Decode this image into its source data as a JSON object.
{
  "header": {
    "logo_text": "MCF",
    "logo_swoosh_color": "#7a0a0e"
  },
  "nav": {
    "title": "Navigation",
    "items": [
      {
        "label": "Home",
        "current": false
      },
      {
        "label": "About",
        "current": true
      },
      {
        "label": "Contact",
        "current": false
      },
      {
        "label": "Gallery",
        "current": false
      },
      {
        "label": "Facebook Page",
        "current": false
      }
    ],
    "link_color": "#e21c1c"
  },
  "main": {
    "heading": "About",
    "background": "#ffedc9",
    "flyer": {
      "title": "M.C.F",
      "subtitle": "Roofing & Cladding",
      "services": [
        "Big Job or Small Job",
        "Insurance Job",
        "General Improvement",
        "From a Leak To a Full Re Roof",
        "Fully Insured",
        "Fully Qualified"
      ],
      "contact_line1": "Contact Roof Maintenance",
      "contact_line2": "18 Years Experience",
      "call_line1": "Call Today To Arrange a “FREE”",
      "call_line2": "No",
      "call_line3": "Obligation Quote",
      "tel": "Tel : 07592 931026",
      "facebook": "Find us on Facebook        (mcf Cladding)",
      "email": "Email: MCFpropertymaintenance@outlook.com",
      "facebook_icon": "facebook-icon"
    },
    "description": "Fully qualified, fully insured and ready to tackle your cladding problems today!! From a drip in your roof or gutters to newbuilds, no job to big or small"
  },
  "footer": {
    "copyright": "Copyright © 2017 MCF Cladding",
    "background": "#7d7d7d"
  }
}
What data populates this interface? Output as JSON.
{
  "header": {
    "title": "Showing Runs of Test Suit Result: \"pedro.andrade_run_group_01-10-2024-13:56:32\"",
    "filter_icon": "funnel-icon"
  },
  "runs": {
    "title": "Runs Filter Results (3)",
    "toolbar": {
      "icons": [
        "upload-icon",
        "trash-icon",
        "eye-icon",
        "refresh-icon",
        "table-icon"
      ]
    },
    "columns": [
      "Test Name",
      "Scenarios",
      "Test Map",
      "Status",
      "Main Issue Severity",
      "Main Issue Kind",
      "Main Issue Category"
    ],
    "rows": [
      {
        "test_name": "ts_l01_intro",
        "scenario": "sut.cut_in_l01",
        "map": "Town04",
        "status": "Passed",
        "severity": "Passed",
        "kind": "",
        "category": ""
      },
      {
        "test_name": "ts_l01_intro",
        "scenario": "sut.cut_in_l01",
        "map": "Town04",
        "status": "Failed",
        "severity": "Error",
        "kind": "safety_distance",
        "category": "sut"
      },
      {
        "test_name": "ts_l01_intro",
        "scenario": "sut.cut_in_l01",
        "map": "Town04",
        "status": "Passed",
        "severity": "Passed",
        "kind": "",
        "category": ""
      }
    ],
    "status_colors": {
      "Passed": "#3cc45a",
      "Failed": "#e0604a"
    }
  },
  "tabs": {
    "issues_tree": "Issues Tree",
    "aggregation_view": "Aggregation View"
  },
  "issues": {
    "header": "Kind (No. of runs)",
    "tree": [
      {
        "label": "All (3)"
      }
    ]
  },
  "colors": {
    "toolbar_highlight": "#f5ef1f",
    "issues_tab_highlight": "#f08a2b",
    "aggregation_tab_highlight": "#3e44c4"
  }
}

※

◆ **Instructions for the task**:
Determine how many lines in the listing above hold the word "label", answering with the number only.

◆ **Answer area**:
6